Research allows you to learn what you might not realize you needed to know (source)

What does this mean in the context of Atlassian?

We learn a lot from doing open-ended discovery, expanding focus beyond specific features within our products. One approach is to investigate how customers use competitor products, which encourages us to think beyond the confines of Atlassian-specific thinking. But just watching people use our products can be incredibly enlightening as well — to see how products look when populated with “real” data, as well as how they’re used in a broader ecosystem of all the tools used for work.

Watching people use our or competitor products also allows us to see when and how they use the product “wrongly”, or not as intended. These can often be creative workarounds to problems they have or deficiencies they experience in our product. Facebook Meta Product Manager Simon Cross refers to this as the “paving the cow path” — when users signal what they desire.

While it’s a nice gate, people defy designs in unpredictable ways (source)

How to do this in practice

  • When conducting research, leave some room for open-ended discovery (e.g. text field questions on a survey, broader discussion before walking through a prototype, etc.)
  • Feel free to go “off script” if a research participant reveals something unexpected.
  • If a participant turns out not to be a perfect match for your target profile, think about what else you can learn from the research session.
  • If you don’t conduct customer research of your own, try watching others’ sessions. We suggest building a habit of observing at least 2 hours every 6 weeks, as recommended by Jared Spool, UX expert and educator.

Stay curious

Good questions often lead to more questions, as a drop in water creates cascading ripples. But not knowing should be a cause of excitement, not frustration or despair. As neuroscientist Stuart Firestein writes in Ignorance: How It Drives Science, one of the keys to discovery is the willingness of scientists to embrace conscious ignorance — and to use questions as a means of navigating to new discoveries.

“In an honest search for knowledge, you quite often have to abide by ignorance for an indefinite period.”

– Erwin Schrodinger, Nobel Prize-winning physicist

Even among non-scientists, we should welcome not knowing. New experiences enable us to grow. We are in a perpetual state of self-doubt when we challenge ourselves to do things we’ve never done before — whether that’s moving to a new city, running a marathon, becoming a parent, and so on. But being open to uncertainty is essential for learning and generating new knowledge, in both about our customers and ourselves.

Many thanks to Tim Dixon and Ann Ou for their thoughtful feedback on earlier drafts of this post.
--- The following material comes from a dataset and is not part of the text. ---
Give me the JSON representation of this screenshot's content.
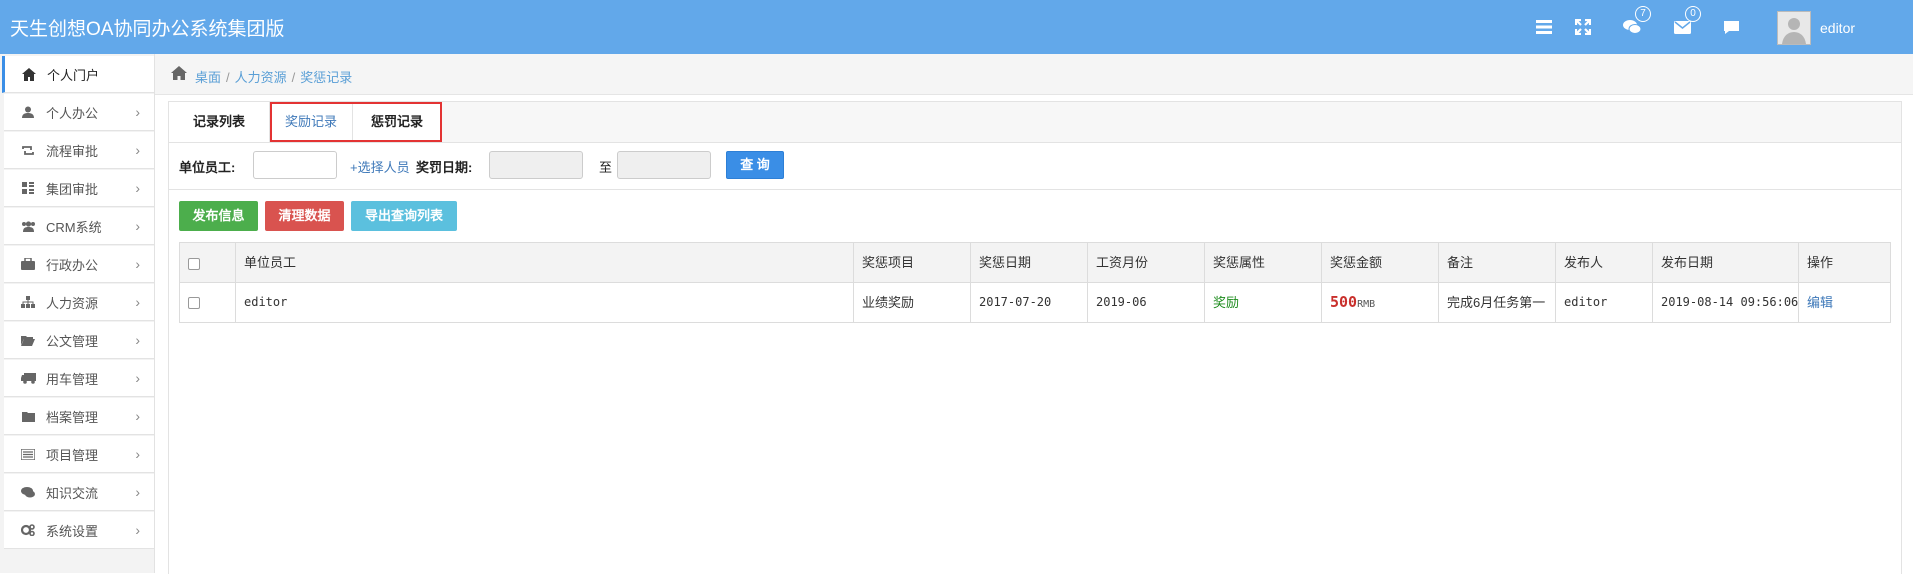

Joyce S. Lee
Designing Atlassian

UX researcher at Atlassian and occasional writer; previously published in Logic, Quartz & Designboom. Amateur zinester, mushroom forager & scuba diver.